Physical Withholding

Physical withholding concerns a strategy to manipulate markets. Therefore, physical withholding is prohibited.

In general, price setting mechanisms should work correctly. More specifically, the price of a commodity or commodity contract reflects scarcity, among many other factors. One can expect that in certain situations a scarcity premium will be built into prices, and prices will rise accordingly. This could for example appear where the margin between available capacity and peak demand becomes tight. This price rise will provide a signal to the market that should encourage investment in production or a demand side response, which will be to the benefit of future consumers.

Physical withholding concerns actions undertaken by persons that artificially cause prices to be at a level not justified by market forces of supply and demand. In physical commodity markets, this includes actual availability of production, storage or transportation capacity, and demand.

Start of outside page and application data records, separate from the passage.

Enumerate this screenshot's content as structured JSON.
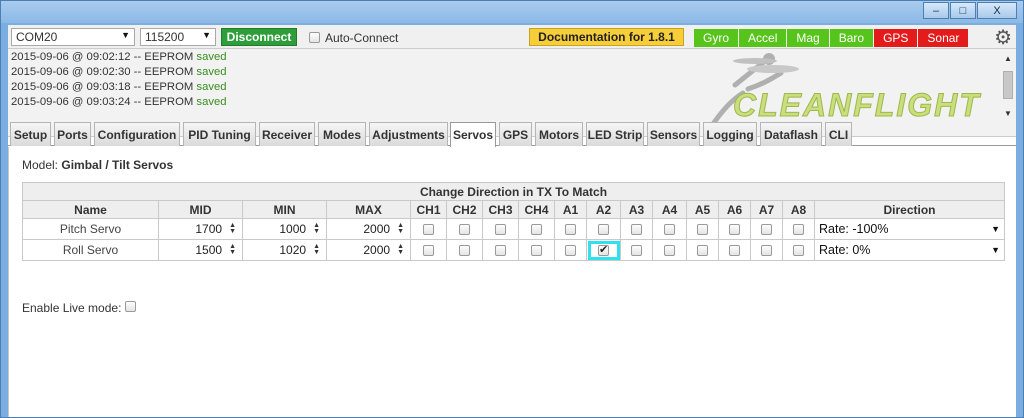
{
  "window": {
    "buttons": [
      "–",
      "□",
      "X"
    ]
  },
  "toolbar": {
    "port": "COM20",
    "baud": "115200",
    "disconnect_label": "Disconnect",
    "auto_connect_label": "Auto-Connect",
    "auto_connect_checked": false,
    "documentation_label": "Documentation for 1.8.1",
    "sensors": [
      {
        "label": "Gyro",
        "state": "on"
      },
      {
        "label": "Accel",
        "state": "on"
      },
      {
        "label": "Mag",
        "state": "on"
      },
      {
        "label": "Baro",
        "state": "on"
      },
      {
        "label": "GPS",
        "state": "off"
      },
      {
        "label": "Sonar",
        "state": "off"
      }
    ],
    "colors": {
      "sensor_on": "#57c41b",
      "sensor_off": "#e31b1b",
      "disconnect": "#2e9e3a",
      "documentation": "#f7ce39"
    },
    "settings_icon": "gear-icon"
  },
  "log": {
    "lines": [
      {
        "time": "2015-09-06 @ 09:02:12 -- EEPROM",
        "status": "saved"
      },
      {
        "time": "2015-09-06 @ 09:02:30 -- EEPROM",
        "status": "saved"
      },
      {
        "time": "2015-09-06 @ 09:03:18 -- EEPROM",
        "status": "saved"
      },
      {
        "time": "2015-09-06 @ 09:03:24 -- EEPROM",
        "status": "saved"
      }
    ],
    "logo_text": "CLEANFLIGHT"
  },
  "tabs": [
    "Setup",
    "Ports",
    "Configuration",
    "PID Tuning",
    "Receiver",
    "Modes",
    "Adjustments",
    "Servos",
    "GPS",
    "Motors",
    "LED Strip",
    "Sensors",
    "Logging",
    "Dataflash",
    "CLI"
  ],
  "active_tab": "Servos",
  "servos": {
    "model_label": "Model:",
    "model_value": "Gimbal / Tilt Servos",
    "caption": "Change Direction in TX To Match",
    "headers": [
      "Name",
      "MID",
      "MIN",
      "MAX",
      "CH1",
      "CH2",
      "CH3",
      "CH4",
      "A1",
      "A2",
      "A3",
      "A4",
      "A5",
      "A6",
      "A7",
      "A8",
      "Direction"
    ],
    "rows": [
      {
        "name": "Pitch Servo",
        "mid": "1700",
        "min": "1000",
        "max": "2000",
        "channels": [
          false,
          false,
          false,
          false,
          false,
          false,
          false,
          false,
          false,
          false,
          false,
          false
        ],
        "direction": "Rate: -100%"
      },
      {
        "name": "Roll Servo",
        "mid": "1500",
        "min": "1020",
        "max": "2000",
        "channels": [
          false,
          false,
          false,
          false,
          false,
          true,
          false,
          false,
          false,
          false,
          false,
          false
        ],
        "direction": "Rate: 0%"
      }
    ],
    "live_mode_label": "Enable Live mode:",
    "live_mode_checked": false
  }
}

Physical withholding concerns, for instance, the practice where a market participant decides not to offer on the market all the available production, storage or transportation capacity, without justification and with the intention to shift the market price to higher levels. An example concerns not offering on the market, without justification, a power plant whose marginal cost is lower than the electricity spot price, which would cause scarcity and, hence, upward price pressure. Another example of physical withholding concerns misusing infrastructure, such as transport capacity or storage capacity, that would result in abnormal high prices. In other words, by withholding capacity, one creates scarcity. And, hence, one could influence the price.